Tanya Charan, a 19-year-old UF biomedical engineering freshman, said she didn’t listen to a Taylor Swift album all the way through until middle school, when Swift’s fifth studio album, “1989,” was released. Still, she said she remembers many iconic images of pop-era Swift, such the artist writing 13, her lucky number, on her hand during concerts and quotes on her arms during the Speak Now tour. Charan said the “You Belong With Me” music video was one of the only videos her and her friends would watch on Youtube when on playdates.
Ryan Felton, a 22-year-old UF criminology major, has a similar relationship with Swift’s music videos, which marked his first introduction to the artist in the seventh grade. He said he considers “Love Story,” a track from the album “Fearless,” one of Swift’s best. Toward the climax of the song, the music rises to a crescendo — an element Felton said is his favorite crescendo out of any other song.
Despite not being a fan when “Love Story” first dropped, Felton said the song still sparks happy memories for him, including a road trip where he had control of the music. He recalled singing along to “Love Story” with his friends as they pulled into the airport parking lot — building up to the well-loved crescendo — when the driver shut off the van seconds before the song’s climax.
“Everyone in the van just kind of moans in desperation,” Felton said.

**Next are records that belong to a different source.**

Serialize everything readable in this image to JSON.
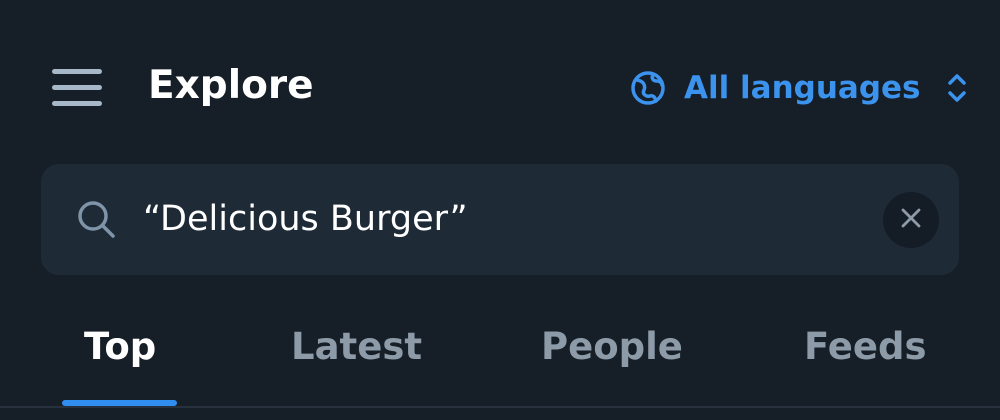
{
  "header": {
    "title": "Explore",
    "menu_icon": "hamburger-menu-icon",
    "language": {
      "label": "All languages",
      "icon": "globe-icon",
      "chevron_icon": "chevron-up-down-icon"
    }
  },
  "search": {
    "value": "“Delicious Burger”",
    "icon": "search-icon",
    "clear_icon": "close-icon"
  },
  "tabs": [
    {
      "label": "Top",
      "active": true
    },
    {
      "label": "Latest",
      "active": false
    },
    {
      "label": "People",
      "active": false
    },
    {
      "label": "Feeds",
      "active": false
    }
  ],
  "colors": {
    "background": "#161e27",
    "search_background": "#1f2a37",
    "accent": "#3b93ee",
    "text_primary": "#ffffff",
    "text_muted": "#8d9aa8"
  }
}
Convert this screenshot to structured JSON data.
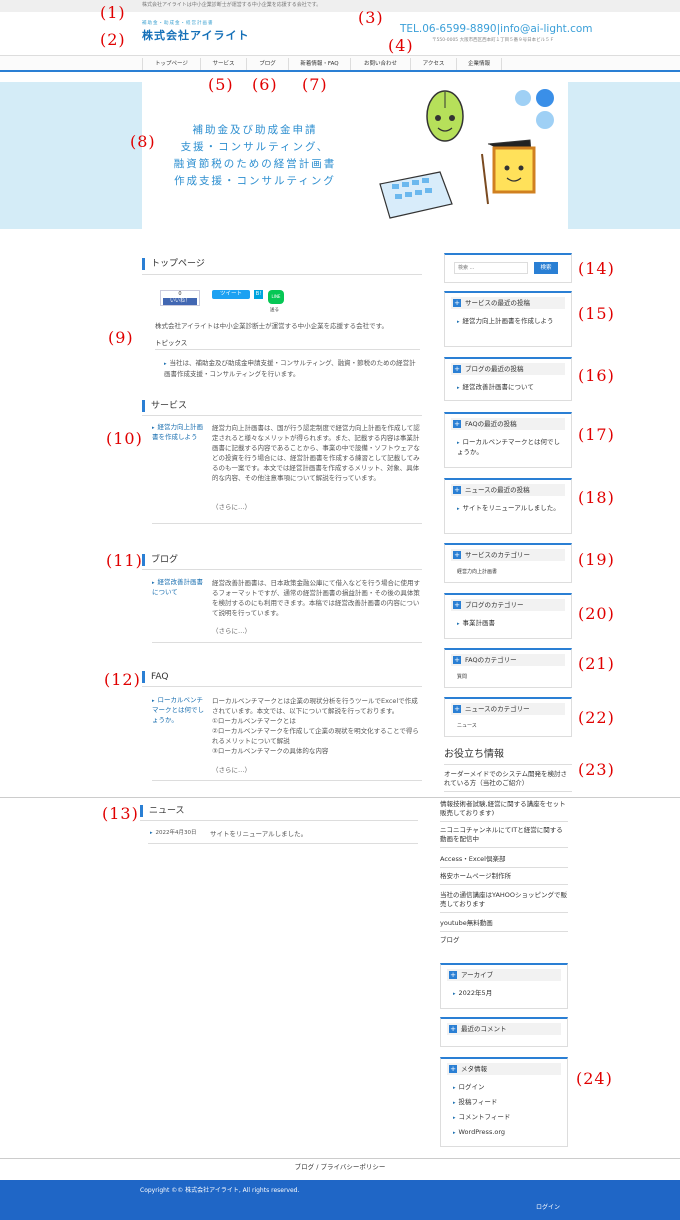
{
  "header": {
    "topbar": "株式会社アイライトは中小企業診断士が運営する中小企業を応援する会社です。",
    "logo_sub": "補助金・助成金・経営計画書",
    "logo": "株式会社アイライト",
    "contact": "TEL.06-6599-8890|info@ai-light.com",
    "address": "〒550-0005 大阪市西区西本町１丁目５番９号日本ビル５Ｆ"
  },
  "nav": [
    "トップページ",
    "サービス",
    "ブログ",
    "新着情報・FAQ",
    "お問い合わせ",
    "アクセス",
    "企業情報"
  ],
  "hero": {
    "lines": [
      "補助金及び助成金申請",
      "支援・コンサルティング、",
      "融資節税のための経営計画書",
      "作成支援・コンサルティング"
    ]
  },
  "annotations": [
    "(1)",
    "(2)",
    "(3)",
    "(4)",
    "(5)",
    "(6)",
    "(7)",
    "(8)",
    "(9)",
    "(10)",
    "(11)",
    "(12)",
    "(13)",
    "(14)",
    "(15)",
    "(16)",
    "(17)",
    "(18)",
    "(19)",
    "(20)",
    "(21)",
    "(22)",
    "(23)",
    "(24)"
  ],
  "main": {
    "top_title": "トップページ",
    "social": {
      "fb_count": "0",
      "fb_like": "いいね！",
      "tweet": "ツイート",
      "hatena": "B!",
      "line": "LINE",
      "line_save": "送る"
    },
    "intro": "株式会社アイライトは中小企業診断士が運営する中小企業を応援する会社です。",
    "topics_title": "トピックス",
    "topics_text": "当社は、補助金及び助成金申請支援・コンサルティング、融資・節税のための経営計画書作成支援・コンサルティングを行います。",
    "service": {
      "title": "サービス",
      "item": "経営力向上計画書を作成しよう",
      "text": "経営力向上計画書は、国が行う認定制度で経営力向上計画を作成して認定されると様々なメリットが得られます。また、記載する内容は事業計画書に記載する内容であることから、事業の中で設備・ソフトウェアなどの投資を行う場合には、経営計画書を作成する練習として記載してみるのも一案です。本文では経営計画書を作成するメリット、対象、具体的な内容、その他注意事項について解説を行っています。",
      "more": "（さらに…）"
    },
    "blog": {
      "title": "ブログ",
      "item": "経営改善計画書について",
      "text": "経営改善計画書は、日本政策金融公庫にて借入などを行う場合に使用するフォーマットですが、通常の経営計画書の損益計画・その後の具体策を検討するのにも利用できます。本稿では経営改善計画書の内容について説明を行っています。",
      "more": "（さらに…）"
    },
    "faq": {
      "title": "FAQ",
      "item": "ローカルベンチマークとは何でしょうか。",
      "text1": "ローカルベンチマークとは企業の現状分析を行うツールでExcelで作成されています。本文では、以下について解説を行っております。",
      "text2": "①ローカルベンチマークとは",
      "text3": "②ローカルベンチマークを作成して企業の現状を明文化することで得られるメリットについて解説",
      "text4": "③ローカルベンチマークの具体的な内容",
      "more": "（さらに…）"
    },
    "news": {
      "title": "ニュース",
      "date": "2022年4月30日",
      "text": "サイトをリニューアルしました。"
    }
  },
  "sidebar": {
    "search_placeholder": "検索 ...",
    "search_button": "検索",
    "service_recent": {
      "title": "サービスの最近の投稿",
      "item": "経営力向上計画書を作成しよう"
    },
    "blog_recent": {
      "title": "ブログの最近の投稿",
      "item": "経営改善計画書について"
    },
    "faq_recent": {
      "title": "FAQの最近の投稿",
      "item": "ローカルベンチマークとは何でしょうか。"
    },
    "news_recent": {
      "title": "ニュースの最近の投稿",
      "item": "サイトをリニューアルしました。"
    },
    "service_cat": {
      "title": "サービスのカテゴリー",
      "item": "経営力向上計画書"
    },
    "blog_cat": {
      "title": "ブログのカテゴリー",
      "item": "事業計画書"
    },
    "faq_cat": {
      "title": "FAQのカテゴリー",
      "item": "質問"
    },
    "news_cat": {
      "title": "ニュースのカテゴリー",
      "item": "ニュース"
    },
    "useful_title": "お役立ち情報",
    "useful_links": [
      "オーダーメイドでのシステム開発を検討されている方（当社のご紹介）",
      "情報技術者試験,経営に関する講座をセット販売しております)",
      "ニコニコチャンネルにてITと経営に関する動画を配信中",
      "Access・Excel倶楽部",
      "格安ホームページ制作所",
      "当社の通信講座はYAHOOショッピングで販売しております",
      "youtube無料動画",
      "ブログ"
    ],
    "archive": {
      "title": "アーカイブ",
      "item": "2022年5月"
    },
    "comments_title": "最近のコメント",
    "meta": {
      "title": "メタ情報",
      "items": [
        "ログイン",
        "投稿フィード",
        "コメントフィード",
        "WordPress.org"
      ]
    }
  },
  "footer": {
    "links": "ブログ / プライバシーポリシー",
    "copyright": "Copyright ©© 株式会社アイライト, All rights reserved.",
    "login": "ログイン"
  }
}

Basel Hussein, a 21-year-old UF architecture junior, is also a more recent fan of Swift. They said they first got into her music after “Reputation,” Swift’s sixth studio album, was released in 2017. Six months later, Hussein said their Spotify Wrapped listed Taylor Swift as their top artist that year — and it’s stayed that way ever since.
Now a self-proclaimed “student of Taylor Swift,” Hussein said they consider “Fearless” their favorite album of hers, as it captures the energy of reading from diary entries and sets the stage for the rest of Swift’s music.
“As someone who didn't get to experience being an 18-year-old girl — the honesty and the complete melodrama and unabashedness of it — it’s very endearing,” Hussein said. “It’s really an album only somebody could write in that era, in that very hyper-emotional time in your life.”
As someone who once fell victim to stereotyping Swift’s discography as “teenage girl music,” Hussein said embracing Swift as an artist was monumental in their “journey of accepting pop music as a valid music form.”
“Growing up, it’s very much like ‘pop music is bad,’” they said. “To dispel that kind of came hand in hand with becoming a Swiftie.”
As the clock struck midnight Friday, fans across campus — and across the globe — were united as they prepared to stream “Fearless (Taylor’s Version)” for the first time.
Brockelman was blasting the album in her living room, annoying her roommates in the process. Pappas was vibing with her AirPods in while texting her friends from home. Felton listened in his room with his headphones, having a nice drink. Hussein live-tweeted and treated the album like a celebration, like they do every Swift song. And Charan streamed the album on Spotify, awaiting the arrival of the CD she preordered.
“I bought a CD player because my laptop doesn’t have one,” Charan said. “I didn’t think I’d have to do that in 2021 — but here we are.”
Whether someone is a decade-long Swiftie or a more casual listener, “Fearless (Taylor’s Version)” is offering fans the opportunity to revisit the soundtracks of their past — and maybe add a few new songs to the playlist, as well.
Contact Veronica Nocera at firstname.lastname@example.org. Follow her on Twitter @vernocera.
Veronica Nocera is a first-year Journalism major with a History minor. This is her first semester on staff for The Alligator, where she works as Avenue News Assistant. She also writes for Rowdy Magazine.